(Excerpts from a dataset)

·····

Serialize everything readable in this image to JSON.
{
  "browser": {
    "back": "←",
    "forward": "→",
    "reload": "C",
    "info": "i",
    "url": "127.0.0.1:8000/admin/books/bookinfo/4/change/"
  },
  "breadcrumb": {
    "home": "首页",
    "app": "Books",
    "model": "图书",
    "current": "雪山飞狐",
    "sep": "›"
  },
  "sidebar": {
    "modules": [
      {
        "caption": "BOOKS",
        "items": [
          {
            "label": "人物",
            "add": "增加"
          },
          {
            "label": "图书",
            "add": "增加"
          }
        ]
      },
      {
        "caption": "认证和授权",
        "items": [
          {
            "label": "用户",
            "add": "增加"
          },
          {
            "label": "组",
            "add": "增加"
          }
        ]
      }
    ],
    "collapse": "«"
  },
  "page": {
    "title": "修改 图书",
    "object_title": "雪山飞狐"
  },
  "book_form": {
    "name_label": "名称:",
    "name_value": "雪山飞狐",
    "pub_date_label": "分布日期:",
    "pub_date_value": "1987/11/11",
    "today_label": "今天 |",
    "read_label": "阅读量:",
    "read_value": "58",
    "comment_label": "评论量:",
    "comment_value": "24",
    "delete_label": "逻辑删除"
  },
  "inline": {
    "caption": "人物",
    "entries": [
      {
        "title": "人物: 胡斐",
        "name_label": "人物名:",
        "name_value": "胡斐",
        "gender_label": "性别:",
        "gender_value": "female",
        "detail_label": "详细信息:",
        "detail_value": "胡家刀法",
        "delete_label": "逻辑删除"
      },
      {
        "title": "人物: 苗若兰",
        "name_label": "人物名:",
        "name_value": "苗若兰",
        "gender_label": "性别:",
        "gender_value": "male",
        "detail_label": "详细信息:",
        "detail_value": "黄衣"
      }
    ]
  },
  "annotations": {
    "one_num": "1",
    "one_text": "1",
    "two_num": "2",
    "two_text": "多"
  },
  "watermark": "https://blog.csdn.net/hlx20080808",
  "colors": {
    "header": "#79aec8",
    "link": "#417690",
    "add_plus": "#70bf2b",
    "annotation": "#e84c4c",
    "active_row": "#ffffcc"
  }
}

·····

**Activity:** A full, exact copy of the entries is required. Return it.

**Task solution:**
Serialize everything readable in this image to JSON.
{
  "browser": {
    "back": "←",
    "forward": "→",
    "reload": "C",
    "info": "i",
    "url": "127.0.0.1:8000/admin/books/bookinfo/4/change/"
  },
  "breadcrumb": {
    "home": "首页",
    "app": "Books",
    "model": "图书",
    "current": "雪山飞狐",
    "sep": "›"
  },
  "sidebar": {
    "modules": [
      {
        "caption": "BOOKS",
        "items": [
          {
            "label": "人物",
            "add": "增加"
          },
          {
            "label": "图书",
            "add": "增加"
          }
        ]
      },
      {
        "caption": "认证和授权",
        "items": [
          {
            "label": "用户",
            "add": "增加"
          },
          {
            "label": "组",
            "add": "增加"
          }
        ]
      }
    ],
    "collapse": "«"
  },
  "page": {
    "title": "修改 图书",
    "object_title": "雪山飞狐"
  },
  "book_form": {
    "name_label": "名称:",
    "name_value": "雪山飞狐",
    "pub_date_label": "分布日期:",
    "pub_date_value": "1987/11/11",
    "today_label": "今天 |",
    "read_label": "阅读量:",
    "read_value": "58",
    "comment_label": "评论量:",
    "comment_value": "24",
    "delete_label": "逻辑删除"
  },
  "inline": {
    "caption": "人物",
    "entries": [
      {
        "title": "人物: 胡斐",
        "name_label": "人物名:",
        "name_value": "胡斐",
        "gender_label": "性别:",
        "gender_value": "female",
        "detail_label": "详细信息:",
        "detail_value": "胡家刀法",
        "delete_label": "逻辑删除"
      },
      {
        "title": "人物: 苗若兰",
        "name_label": "人物名:",
        "name_value": "苗若兰",
        "gender_label": "性别:",
        "gender_value": "male",
        "detail_label": "详细信息:",
        "detail_value": "黄衣"
      }
    ]
  },
  "annotations": {
    "one_num": "1",
    "one_text": "1",
    "two_num": "2",
    "two_text": "多"
  },
  "watermark": "https://blog.csdn.net/hlx20080808",
  "colors": {
    "header": "#79aec8",
    "link": "#417690",
    "add_plus": "#70bf2b",
    "annotation": "#e84c4c",
    "active_row": "#ffffcc"
  }
}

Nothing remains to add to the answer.